If you want to hire someone to plan your wedding, do you know what that means?  What parts of the planning will the professional do and what won’t they do?  Who will make the decisions?  Every planner has her or his own answers to these questions.  Here is how I see it.

When I do full-service planning, I generally take care of all the parts of the wedding and reception, except clothing, jewelry, and invitations.  I have found that most couples prefer to do those things themselves.  Of course, I can recommend vendors for all of those categories and I am able to help you with them, if you need it.  Every couple is unique and I spend a good bit of time in the beginning of the process to discover what they need me to do.

As for decisions, there are two different ways they can be handled.  Either my clients can make all the final decisions, or they can tell me which decisions they want to make and which they want me to make.  At one extreme, you could tell me that you want me to make all the decisions.  I don’t necessarily recommend this course of action, but it is a possibility at one end of the spectrum.

At the other end of the spectrum, I would make recommendations on vendors and so on and let you decide what to do.  I’ve worked this way with clients and find that the results are very good.  But if there are things you don’t really care about, with a full-service planner you can offload those choices and simplify the process for yourself.  The important thing is communicating your wishes to your planner.

Wedding Schedules: Fact or Fiction?

November 3rd, 2014
Remember:  The schedule is a guide, not a rulebook.  Courtesy of

Remember: The schedule is a guide, not a rulebook.

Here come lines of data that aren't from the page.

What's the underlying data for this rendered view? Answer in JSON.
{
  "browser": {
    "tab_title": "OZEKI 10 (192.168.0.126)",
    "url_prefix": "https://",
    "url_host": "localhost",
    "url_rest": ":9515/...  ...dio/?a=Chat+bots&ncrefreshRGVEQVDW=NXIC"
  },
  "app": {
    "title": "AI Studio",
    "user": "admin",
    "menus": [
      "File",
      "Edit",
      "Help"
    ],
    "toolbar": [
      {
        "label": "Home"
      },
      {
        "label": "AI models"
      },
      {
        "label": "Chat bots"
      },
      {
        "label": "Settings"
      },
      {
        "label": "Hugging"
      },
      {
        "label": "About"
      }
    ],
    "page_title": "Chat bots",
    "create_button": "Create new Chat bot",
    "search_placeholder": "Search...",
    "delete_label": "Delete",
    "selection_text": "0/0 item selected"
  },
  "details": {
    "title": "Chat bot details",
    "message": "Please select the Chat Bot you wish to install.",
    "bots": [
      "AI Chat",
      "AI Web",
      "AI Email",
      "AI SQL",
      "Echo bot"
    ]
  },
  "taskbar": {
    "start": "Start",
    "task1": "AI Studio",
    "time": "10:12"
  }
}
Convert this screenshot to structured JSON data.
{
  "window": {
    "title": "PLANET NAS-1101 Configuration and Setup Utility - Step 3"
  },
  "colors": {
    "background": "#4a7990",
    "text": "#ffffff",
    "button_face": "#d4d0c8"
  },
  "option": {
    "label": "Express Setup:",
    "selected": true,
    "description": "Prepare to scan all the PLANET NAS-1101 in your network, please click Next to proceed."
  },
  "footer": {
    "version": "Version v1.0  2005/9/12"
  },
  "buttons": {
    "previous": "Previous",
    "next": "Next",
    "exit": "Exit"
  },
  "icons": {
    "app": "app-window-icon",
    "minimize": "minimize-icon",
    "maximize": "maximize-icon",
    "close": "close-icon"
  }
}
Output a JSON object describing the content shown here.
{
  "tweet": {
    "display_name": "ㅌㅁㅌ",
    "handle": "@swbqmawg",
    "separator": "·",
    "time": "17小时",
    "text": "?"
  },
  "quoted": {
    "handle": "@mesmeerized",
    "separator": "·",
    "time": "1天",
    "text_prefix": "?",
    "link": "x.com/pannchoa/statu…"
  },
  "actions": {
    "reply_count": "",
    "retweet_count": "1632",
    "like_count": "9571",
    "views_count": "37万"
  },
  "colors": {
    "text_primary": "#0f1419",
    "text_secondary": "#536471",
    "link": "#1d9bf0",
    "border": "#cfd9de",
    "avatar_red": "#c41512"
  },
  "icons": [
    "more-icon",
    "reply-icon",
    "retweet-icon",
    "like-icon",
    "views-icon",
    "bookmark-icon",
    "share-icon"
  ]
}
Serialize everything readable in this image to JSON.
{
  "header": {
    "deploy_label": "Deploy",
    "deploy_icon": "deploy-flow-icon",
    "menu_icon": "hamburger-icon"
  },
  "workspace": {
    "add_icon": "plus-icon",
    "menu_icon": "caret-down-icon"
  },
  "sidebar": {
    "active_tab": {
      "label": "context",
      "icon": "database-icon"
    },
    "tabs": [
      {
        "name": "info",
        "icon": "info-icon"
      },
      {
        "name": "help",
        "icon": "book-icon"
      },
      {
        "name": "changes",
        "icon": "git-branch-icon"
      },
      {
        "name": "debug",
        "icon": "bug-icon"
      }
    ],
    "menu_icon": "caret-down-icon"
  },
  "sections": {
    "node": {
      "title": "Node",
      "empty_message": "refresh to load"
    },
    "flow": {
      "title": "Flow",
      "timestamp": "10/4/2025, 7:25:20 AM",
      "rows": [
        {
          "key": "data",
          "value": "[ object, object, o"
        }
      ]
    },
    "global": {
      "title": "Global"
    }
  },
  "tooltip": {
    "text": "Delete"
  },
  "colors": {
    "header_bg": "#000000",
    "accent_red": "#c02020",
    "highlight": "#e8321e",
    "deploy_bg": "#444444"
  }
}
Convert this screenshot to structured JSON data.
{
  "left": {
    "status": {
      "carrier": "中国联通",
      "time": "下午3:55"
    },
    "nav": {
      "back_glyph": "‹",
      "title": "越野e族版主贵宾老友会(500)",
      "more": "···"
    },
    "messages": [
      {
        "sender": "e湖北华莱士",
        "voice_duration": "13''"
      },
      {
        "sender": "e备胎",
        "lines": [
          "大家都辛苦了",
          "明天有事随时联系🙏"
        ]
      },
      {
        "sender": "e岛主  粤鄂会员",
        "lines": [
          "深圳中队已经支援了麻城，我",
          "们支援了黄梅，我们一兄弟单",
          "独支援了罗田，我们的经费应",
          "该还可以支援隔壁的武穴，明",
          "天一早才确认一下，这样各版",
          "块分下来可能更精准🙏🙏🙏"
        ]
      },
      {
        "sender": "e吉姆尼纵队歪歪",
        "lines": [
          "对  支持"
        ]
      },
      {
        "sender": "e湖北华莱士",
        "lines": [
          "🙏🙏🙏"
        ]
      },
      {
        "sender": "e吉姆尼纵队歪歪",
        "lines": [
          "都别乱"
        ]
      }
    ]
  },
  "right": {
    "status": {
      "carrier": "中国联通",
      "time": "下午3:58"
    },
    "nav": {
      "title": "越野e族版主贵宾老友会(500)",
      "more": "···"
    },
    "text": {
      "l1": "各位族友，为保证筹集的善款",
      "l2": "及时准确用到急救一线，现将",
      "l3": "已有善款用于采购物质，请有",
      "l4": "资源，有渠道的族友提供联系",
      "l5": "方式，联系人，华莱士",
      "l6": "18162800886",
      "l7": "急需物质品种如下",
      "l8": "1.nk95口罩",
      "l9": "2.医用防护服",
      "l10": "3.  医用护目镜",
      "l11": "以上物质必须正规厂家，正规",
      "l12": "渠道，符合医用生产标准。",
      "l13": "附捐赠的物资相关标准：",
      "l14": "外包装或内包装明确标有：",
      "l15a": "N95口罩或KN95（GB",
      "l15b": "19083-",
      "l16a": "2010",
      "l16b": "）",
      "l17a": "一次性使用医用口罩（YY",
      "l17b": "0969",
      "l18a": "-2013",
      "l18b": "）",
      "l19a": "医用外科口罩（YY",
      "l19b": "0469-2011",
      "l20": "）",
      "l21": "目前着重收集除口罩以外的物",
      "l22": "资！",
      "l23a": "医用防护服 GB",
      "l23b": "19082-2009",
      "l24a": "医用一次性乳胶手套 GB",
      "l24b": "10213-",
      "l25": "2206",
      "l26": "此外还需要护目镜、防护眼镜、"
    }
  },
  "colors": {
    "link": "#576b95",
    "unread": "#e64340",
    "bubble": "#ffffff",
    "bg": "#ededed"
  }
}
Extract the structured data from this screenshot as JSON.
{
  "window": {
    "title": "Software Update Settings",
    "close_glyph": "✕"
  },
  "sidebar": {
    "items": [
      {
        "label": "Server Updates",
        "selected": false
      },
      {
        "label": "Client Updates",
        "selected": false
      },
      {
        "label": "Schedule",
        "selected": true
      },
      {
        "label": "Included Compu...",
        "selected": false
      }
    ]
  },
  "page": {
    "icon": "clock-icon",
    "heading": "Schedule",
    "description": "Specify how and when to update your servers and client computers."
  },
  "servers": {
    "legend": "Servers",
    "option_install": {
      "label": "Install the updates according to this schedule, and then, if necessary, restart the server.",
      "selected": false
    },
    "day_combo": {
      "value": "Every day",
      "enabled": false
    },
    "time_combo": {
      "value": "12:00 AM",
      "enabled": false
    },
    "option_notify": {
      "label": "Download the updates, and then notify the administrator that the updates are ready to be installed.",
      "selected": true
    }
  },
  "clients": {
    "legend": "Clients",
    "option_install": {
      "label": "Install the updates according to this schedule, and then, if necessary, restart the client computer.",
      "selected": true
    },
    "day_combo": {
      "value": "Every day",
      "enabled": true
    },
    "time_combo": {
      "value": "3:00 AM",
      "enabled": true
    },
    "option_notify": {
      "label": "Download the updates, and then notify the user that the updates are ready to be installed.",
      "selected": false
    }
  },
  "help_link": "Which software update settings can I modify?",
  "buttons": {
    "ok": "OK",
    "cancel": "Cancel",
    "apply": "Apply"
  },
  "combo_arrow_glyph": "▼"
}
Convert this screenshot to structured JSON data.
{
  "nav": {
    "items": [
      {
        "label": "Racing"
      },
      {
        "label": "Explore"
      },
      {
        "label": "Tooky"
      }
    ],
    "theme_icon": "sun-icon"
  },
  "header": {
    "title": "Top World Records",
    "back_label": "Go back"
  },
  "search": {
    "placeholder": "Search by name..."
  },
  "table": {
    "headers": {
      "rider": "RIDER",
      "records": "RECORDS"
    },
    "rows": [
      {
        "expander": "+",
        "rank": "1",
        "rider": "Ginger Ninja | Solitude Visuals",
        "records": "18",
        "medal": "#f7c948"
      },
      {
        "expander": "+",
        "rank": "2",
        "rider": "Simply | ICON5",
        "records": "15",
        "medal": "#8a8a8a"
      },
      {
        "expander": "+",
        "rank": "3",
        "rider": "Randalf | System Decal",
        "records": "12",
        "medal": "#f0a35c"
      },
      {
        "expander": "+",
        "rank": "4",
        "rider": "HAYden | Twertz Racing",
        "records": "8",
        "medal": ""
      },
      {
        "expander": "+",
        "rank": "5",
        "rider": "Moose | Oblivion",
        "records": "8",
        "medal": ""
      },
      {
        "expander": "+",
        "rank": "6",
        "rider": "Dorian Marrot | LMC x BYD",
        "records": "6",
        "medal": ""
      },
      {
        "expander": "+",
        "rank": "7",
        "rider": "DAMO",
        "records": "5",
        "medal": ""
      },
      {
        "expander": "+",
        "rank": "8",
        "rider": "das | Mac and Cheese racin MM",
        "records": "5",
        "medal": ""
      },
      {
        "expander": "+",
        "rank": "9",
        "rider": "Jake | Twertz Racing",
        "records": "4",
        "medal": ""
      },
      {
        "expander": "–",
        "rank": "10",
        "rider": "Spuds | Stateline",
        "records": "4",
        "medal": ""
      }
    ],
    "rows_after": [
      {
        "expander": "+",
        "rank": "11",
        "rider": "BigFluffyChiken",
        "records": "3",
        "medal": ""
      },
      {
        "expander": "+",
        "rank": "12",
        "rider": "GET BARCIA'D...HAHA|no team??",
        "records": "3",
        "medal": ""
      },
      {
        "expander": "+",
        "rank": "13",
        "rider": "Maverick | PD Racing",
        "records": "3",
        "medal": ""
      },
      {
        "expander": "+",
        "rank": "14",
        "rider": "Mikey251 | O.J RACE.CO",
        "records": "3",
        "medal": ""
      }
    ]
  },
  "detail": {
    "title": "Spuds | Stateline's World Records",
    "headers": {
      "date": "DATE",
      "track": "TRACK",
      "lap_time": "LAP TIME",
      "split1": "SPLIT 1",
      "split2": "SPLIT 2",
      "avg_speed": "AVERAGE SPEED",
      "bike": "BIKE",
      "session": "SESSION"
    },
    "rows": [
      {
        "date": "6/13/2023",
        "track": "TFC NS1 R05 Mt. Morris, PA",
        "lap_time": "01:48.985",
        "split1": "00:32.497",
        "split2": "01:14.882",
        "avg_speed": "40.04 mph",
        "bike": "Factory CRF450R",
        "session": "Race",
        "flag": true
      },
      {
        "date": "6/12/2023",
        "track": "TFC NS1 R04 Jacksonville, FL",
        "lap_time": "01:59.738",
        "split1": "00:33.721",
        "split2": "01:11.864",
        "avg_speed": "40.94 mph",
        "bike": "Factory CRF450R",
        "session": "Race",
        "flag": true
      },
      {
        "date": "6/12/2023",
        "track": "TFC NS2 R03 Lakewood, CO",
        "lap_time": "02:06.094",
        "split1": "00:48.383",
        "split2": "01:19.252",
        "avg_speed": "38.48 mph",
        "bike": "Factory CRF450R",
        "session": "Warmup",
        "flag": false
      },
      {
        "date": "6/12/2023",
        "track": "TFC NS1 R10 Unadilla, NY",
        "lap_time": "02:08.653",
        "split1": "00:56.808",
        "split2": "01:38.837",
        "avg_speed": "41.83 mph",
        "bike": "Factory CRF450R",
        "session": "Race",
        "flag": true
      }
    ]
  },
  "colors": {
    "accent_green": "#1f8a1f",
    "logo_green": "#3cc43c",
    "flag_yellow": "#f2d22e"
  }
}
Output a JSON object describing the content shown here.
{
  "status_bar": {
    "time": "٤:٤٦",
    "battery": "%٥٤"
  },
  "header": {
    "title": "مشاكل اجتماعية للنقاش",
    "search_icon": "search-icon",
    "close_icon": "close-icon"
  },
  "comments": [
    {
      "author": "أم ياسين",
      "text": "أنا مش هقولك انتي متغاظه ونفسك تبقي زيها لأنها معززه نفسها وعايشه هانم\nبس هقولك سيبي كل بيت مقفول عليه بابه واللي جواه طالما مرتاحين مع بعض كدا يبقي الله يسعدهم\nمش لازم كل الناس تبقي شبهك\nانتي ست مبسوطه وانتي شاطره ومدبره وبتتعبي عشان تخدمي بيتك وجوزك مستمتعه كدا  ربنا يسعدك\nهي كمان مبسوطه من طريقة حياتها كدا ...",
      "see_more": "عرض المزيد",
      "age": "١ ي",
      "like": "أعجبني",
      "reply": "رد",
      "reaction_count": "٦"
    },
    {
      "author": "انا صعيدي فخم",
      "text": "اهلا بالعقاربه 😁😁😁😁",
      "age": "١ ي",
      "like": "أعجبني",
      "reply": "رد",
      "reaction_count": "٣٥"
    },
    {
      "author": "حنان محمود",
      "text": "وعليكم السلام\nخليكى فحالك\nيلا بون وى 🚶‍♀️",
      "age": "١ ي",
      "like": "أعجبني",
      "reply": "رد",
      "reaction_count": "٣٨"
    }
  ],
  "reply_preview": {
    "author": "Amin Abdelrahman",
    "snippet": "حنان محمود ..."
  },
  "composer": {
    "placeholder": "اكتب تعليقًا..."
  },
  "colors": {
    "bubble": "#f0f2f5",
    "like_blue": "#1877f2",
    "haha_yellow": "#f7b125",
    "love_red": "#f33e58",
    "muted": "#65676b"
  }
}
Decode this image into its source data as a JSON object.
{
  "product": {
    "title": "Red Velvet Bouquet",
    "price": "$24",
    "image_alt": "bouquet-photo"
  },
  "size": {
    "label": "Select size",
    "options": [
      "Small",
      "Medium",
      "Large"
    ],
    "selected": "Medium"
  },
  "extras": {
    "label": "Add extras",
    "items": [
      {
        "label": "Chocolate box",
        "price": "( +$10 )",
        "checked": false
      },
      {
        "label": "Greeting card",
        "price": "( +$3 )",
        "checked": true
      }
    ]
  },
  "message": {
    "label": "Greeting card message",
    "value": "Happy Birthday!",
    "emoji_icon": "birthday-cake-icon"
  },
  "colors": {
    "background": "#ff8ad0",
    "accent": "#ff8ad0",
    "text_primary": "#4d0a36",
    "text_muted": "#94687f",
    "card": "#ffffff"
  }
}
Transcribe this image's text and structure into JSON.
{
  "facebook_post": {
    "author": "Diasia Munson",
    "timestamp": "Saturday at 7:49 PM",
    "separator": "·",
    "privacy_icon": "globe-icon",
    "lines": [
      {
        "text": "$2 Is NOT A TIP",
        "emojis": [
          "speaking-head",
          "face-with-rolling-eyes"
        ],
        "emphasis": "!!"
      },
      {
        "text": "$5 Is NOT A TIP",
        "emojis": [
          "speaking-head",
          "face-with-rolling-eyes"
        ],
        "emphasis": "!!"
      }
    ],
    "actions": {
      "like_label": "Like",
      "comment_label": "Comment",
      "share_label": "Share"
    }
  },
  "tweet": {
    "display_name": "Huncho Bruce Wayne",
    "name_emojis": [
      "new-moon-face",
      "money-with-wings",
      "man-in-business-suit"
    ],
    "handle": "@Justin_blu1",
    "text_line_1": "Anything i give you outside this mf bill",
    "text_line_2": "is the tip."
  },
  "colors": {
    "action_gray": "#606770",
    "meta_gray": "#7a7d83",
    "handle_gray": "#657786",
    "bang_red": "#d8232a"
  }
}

Courtesy of

One of the most important things I do for my wedding clients is create a schedule for the day of the wedding.  This can start with hair and make-up appointments and go on to photographs, ceremony, reception, and after-party, if need be.  Where most people get bogged down is in the reception: How long does it take to serve and eat dinner? What time should the cake be cut?  When does the dancing begin?  Are the toasts during dinner or before it?

Because I have made up so many wedding and reception schedules, I have a good idea of how long things will take and when they should happen.  But I’ll let you in on a little secret:  On my version of the reception schedule, I rarely put exact times any more.  While wedding ceremonies often start and end more or less on time, and cocktail hours are often just about an hour long, everything else at a reception is not likely to go by the clock.  It’s more important (to me) to know that the toasts happen after the salad is served (whatever time that ends up being) and that the bride and groom’s first dance is after dessert (whenever that happens) than the clock time that is on the schedule.

One time, a bride had created a schedule for her wedding day that was precise to the minute about when things should happen.  It turned out that the ceremony was ten minutes shorter than had been planned, so the cocktail hour started and ended ten minutes early.  When I went to get her for introductions before dinner, she was reluctant to go ahead because it was earlier than the scheduled time.  I had to talk her into doing things a few minutes early by reminding her that the guests had not seen the schedule and didn’t know that we were off our timing.  I thought it was better to treat the schedule as a guideline (if not an inspired work of fiction) rather than have the guests sitting at their tables for ten minutes waiting for something to happen.

So, do make up a schedule for your wedding day.  Do include all the things you want to have happen.  But don’t be surprised if it doesn’t all happen at the exact time you thought it would.